━━ AVAILABLE DATA ━━

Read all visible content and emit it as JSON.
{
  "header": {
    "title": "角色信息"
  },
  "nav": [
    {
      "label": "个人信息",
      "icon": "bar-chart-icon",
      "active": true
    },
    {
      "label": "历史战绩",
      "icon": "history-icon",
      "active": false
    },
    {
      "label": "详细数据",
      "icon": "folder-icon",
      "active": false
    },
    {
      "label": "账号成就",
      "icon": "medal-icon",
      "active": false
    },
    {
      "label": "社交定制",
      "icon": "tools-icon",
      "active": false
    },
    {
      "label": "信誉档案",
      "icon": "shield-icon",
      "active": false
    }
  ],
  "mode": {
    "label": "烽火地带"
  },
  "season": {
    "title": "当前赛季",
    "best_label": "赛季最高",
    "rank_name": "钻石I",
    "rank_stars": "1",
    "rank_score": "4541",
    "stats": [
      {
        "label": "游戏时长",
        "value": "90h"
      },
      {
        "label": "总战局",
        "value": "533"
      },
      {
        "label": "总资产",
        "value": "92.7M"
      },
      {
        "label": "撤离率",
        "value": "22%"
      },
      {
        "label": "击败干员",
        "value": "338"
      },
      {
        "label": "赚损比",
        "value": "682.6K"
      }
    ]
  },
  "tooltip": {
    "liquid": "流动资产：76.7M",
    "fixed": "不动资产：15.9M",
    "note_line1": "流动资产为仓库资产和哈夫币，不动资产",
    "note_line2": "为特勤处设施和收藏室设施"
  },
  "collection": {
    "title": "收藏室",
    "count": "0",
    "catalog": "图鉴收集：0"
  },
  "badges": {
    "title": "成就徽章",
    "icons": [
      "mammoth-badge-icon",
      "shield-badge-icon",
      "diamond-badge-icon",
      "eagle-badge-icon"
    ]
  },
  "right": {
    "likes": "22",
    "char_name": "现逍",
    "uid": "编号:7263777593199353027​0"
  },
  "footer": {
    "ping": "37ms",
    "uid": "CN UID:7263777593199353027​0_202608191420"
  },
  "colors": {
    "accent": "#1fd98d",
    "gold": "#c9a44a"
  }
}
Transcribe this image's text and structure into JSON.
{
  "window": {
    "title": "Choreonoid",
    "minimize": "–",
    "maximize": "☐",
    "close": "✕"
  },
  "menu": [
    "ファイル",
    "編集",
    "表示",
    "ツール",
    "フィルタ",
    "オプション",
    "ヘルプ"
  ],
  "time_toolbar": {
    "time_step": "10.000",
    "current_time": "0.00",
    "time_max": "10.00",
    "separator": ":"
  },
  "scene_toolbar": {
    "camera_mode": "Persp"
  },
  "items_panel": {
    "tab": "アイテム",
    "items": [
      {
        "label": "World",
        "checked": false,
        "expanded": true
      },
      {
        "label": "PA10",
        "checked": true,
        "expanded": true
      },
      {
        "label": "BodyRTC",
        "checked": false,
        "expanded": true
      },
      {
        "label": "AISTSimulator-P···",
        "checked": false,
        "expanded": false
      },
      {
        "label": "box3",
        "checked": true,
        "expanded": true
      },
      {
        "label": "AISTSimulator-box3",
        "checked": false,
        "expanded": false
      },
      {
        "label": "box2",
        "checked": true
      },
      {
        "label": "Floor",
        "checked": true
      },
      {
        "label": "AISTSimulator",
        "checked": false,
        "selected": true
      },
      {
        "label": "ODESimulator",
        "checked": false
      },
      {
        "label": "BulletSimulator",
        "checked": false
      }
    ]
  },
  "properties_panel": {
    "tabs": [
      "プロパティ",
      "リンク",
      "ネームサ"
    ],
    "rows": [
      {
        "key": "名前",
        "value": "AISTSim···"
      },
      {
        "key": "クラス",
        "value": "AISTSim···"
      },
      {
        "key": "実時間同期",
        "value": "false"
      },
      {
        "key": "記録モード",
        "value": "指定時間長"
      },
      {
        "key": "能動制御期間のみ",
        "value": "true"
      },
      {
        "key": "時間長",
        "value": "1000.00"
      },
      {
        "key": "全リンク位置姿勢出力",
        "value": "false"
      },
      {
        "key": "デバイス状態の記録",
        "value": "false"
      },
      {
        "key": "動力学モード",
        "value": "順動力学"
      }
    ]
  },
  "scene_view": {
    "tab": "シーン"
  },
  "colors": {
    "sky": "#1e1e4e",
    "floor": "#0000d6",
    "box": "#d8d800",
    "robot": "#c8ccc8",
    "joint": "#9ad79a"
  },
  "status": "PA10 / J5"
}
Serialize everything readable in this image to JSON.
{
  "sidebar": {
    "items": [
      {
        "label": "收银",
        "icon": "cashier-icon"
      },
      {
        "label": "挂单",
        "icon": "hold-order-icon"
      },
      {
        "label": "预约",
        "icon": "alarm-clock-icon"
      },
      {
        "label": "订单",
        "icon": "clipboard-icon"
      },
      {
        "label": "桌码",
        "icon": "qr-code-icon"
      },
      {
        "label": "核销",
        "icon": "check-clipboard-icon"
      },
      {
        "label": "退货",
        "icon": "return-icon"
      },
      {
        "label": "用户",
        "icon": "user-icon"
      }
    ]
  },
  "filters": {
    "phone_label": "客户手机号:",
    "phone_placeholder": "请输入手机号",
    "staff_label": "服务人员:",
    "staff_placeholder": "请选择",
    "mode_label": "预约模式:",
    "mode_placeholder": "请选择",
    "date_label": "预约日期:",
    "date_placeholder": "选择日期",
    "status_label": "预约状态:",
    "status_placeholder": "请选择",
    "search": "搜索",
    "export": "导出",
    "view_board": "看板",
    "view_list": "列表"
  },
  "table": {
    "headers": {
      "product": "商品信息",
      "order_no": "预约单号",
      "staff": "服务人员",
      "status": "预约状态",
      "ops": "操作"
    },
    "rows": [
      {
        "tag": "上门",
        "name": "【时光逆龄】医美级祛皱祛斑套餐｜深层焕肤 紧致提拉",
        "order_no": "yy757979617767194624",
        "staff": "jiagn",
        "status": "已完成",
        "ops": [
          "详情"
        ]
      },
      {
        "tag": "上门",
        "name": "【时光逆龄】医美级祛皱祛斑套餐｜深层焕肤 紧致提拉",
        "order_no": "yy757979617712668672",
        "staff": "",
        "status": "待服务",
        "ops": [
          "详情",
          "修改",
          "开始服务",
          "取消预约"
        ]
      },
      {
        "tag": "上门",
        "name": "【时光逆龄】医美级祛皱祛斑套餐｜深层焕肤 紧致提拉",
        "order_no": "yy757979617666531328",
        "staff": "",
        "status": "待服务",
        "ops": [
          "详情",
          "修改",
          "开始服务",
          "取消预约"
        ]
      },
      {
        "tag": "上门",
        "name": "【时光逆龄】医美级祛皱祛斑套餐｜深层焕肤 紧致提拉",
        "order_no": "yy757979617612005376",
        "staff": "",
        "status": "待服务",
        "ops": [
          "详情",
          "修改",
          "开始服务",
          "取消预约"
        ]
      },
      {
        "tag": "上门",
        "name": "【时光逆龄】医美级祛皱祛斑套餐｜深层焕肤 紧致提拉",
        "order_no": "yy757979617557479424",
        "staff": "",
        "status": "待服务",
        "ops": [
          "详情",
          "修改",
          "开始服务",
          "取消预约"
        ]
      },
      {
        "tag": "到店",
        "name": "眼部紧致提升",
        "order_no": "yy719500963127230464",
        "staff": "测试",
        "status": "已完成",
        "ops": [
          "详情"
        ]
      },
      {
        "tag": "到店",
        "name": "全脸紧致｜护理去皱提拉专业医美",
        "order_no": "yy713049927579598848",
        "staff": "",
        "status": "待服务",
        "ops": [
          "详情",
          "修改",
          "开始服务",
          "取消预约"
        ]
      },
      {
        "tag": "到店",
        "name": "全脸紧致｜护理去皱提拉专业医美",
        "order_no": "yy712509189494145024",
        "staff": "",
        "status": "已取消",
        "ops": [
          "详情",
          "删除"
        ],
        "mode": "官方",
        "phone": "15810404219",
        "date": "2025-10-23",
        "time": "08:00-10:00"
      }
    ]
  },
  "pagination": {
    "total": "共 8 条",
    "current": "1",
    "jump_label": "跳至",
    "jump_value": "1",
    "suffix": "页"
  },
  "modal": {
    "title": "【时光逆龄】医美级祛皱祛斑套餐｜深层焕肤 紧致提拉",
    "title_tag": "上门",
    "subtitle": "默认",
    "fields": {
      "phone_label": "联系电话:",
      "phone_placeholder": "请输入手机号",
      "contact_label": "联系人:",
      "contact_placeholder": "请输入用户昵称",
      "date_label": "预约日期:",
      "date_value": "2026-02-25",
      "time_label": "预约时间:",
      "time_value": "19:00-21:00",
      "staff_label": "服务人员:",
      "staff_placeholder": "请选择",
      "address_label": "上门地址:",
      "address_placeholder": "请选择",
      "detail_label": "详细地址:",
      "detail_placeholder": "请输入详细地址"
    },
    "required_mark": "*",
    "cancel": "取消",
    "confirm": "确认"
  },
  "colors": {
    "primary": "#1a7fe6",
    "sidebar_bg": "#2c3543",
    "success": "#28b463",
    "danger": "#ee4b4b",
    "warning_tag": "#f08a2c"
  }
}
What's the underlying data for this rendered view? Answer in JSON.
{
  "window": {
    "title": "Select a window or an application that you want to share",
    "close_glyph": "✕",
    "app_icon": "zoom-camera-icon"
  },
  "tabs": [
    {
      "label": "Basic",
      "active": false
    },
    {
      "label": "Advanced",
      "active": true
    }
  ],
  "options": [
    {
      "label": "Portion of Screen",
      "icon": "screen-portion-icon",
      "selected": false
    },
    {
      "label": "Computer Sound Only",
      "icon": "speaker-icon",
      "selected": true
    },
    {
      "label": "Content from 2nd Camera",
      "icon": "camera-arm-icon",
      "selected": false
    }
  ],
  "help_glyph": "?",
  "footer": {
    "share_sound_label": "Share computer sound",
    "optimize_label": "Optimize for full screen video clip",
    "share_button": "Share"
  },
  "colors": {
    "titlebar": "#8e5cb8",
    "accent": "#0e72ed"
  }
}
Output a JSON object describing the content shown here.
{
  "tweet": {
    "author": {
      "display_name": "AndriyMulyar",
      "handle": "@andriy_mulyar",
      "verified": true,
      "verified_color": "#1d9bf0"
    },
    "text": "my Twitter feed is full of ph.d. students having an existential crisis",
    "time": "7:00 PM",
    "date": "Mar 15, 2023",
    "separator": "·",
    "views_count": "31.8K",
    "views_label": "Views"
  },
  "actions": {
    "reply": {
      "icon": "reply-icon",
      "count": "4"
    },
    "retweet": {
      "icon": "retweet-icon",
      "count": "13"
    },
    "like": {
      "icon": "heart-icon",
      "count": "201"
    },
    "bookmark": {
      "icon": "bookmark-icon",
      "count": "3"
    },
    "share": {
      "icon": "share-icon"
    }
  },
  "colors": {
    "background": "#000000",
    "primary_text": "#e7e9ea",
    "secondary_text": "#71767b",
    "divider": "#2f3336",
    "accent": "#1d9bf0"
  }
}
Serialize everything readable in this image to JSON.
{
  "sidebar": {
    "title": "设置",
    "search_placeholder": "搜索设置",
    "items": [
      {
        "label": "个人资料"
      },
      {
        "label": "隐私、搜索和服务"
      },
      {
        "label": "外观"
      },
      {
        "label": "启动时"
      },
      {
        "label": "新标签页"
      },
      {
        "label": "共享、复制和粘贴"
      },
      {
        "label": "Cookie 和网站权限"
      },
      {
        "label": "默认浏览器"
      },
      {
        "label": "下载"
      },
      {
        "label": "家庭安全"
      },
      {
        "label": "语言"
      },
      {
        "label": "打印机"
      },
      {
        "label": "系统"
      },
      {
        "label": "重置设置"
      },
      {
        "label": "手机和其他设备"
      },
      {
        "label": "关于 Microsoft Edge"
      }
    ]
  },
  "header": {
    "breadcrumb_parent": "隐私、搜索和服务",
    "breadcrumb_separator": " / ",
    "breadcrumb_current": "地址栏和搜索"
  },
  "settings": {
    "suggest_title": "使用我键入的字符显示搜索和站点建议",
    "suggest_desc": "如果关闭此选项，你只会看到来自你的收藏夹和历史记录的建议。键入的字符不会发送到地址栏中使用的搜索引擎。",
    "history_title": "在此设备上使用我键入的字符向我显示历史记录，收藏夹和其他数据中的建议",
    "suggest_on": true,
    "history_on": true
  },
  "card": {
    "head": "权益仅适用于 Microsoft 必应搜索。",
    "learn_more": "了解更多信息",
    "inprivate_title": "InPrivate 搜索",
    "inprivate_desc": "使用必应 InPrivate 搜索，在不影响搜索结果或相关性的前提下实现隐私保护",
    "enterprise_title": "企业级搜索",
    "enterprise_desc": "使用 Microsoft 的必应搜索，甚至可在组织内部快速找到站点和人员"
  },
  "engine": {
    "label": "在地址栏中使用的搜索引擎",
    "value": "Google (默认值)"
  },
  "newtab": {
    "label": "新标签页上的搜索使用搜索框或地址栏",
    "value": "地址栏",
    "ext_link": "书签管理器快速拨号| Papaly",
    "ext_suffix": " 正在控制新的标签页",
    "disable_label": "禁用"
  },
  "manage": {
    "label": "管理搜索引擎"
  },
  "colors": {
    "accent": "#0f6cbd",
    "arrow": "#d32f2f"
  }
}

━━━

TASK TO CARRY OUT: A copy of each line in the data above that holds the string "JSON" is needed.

RESPONSE TO THE TASK:
Read all visible content and emit it as JSON.
Transcribe this image's text and structure into JSON.
Serialize everything readable in this image to JSON.
What's the underlying data for this rendered view? Answer in JSON.
Output a JSON object describing the content shown here.
Serialize everything readable in this image to JSON.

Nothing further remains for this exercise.